A while back a reader asked if I could supply more information on good fats vs. bad fats,inparticularly monounsaturated fats(MUFA”s).Now that we are past the craze of the holidays and the new year I thought it would be a good time to touch on the subject.
When we talk about the fats we consume they are considered dietary fats.Dietary fat is one of the 3 macronutrients that provide energy for the body,the other 2 being protein and carbohydrates!Although most think they would like to eliminate all fats from their diets,fat is actually essential to your health as it supports a number of your body’s functions. If you try to avoid all fat, you risk getting insufficient amounts of fat-soluble vitamins and essential fatty acids. Also, in attempting to remove fat from your diet, you may wind up eating too many processed foods touted as low-fat or fat-free rather than healthier and naturally lower fat foods, such as fruits, vegetables, legumes and whole grains. Instead of doing away with fat in your diet, enjoy healthy fats in moderation.
Good vs. Bad
When we talk about dietary fats,they are broken into two catagories.The two catagories fats are broken into are good fats and bad fats.The Good fats are Polyunsaturated fats and Monounsaturated fats.The Bad fats are Saturated fats and Trans fats.Most fats that have a high percentage of saturated fat or trans fat are solid at room temperature. Because of this, they’re typically referred to as solid fats.
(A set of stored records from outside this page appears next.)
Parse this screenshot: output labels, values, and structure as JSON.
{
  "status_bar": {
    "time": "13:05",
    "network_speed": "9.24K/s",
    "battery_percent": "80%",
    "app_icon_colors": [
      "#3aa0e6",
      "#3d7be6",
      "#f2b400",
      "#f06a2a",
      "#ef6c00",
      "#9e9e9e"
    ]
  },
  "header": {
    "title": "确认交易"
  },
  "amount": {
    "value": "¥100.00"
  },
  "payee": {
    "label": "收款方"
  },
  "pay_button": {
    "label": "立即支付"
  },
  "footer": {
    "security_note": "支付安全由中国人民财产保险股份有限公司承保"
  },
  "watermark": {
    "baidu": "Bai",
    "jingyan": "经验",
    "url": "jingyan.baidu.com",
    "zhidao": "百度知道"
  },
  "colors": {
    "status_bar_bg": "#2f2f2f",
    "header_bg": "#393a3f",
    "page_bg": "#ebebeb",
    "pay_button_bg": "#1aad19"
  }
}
They include beef fat, pork fat, shortening, stick margarine and butter.Foods made up mostly of monounsaturated and polyunsaturated fats are liquid at room temperature, such as olive oil, safflower oil, peanut oil and corn oil.
Monounsaturated Fats-Studies show that eating foods high in MUFA’s improves blood cholesterol levels,which can decrease your risk of cardiovascular disease.Also may benefit insulin levels and blood sugar control,which is helpful if you have type 2 diabetes.Foods high in MUFA’s include;macadamia nuts,olive oil,olives,hazelnuts,pecans,almonds,dry roasted peanuts,cashews,chicken & turkey.
Polyunsaturated Fats-Mainly found in plant based foods and oils,foods high in PUFA’S improves blood cholesterol levels, which can decrease your risk of heart disease,may also help decrease the risk of type 2 diabetes. One type of polyunsaturated fat, omega-3 fatty acids, may be especially beneficial to your heart. Omega-3s, found in some types of fatty fish, appear to decrease the risk of coronary artery disease. They may also protect against irregular heartbeats and help lower blood pressure levels.
How Do I Calculate What I Need?(Source: Dietary Guidelines for Americans, 2010)
Need help calculating what your daily fat intake should be in grams? Multiply your daily total calorie intake by the recommended percentage of fat intake. Divide that total by 9, which is the number of calories in a gram of fat. For example, here’s how a 7 percent saturated fat limit looks if you eat 2,000 calories a day. Multiply 2,000 by 0.07 to get 140 calories. Divide 140 by 9 to get about 15 grams of saturated fat.
Here are some tips to help you make over the fat in your diet:
- Read food labels and ingredient lists and avoid products with partially hydrogenated vegetable oil listed among the first ingredients.
- Saute with olive oil instead of butter.
- Use olive oil in salad dressings and marinades. Use canola oil when baking.
- Use egg substitutes instead of whole eggs when possible.
- Sprinkle slivered nuts or sunflower seeds on salads instead of bacon bits.
- Snack on a small handful of nuts rather than potato chips or processed crackers. Unsalted peanuts, walnuts, almonds and pistachios are good choices.
- Try nonhydrogenated peanut butter or other nonhydrogenated nut-butter spreads. Spread them on celery, bananas or whole-grain toast.
That’s all for today,for more info on this or any other post please leave a comment.Also please retweet and share on facebook.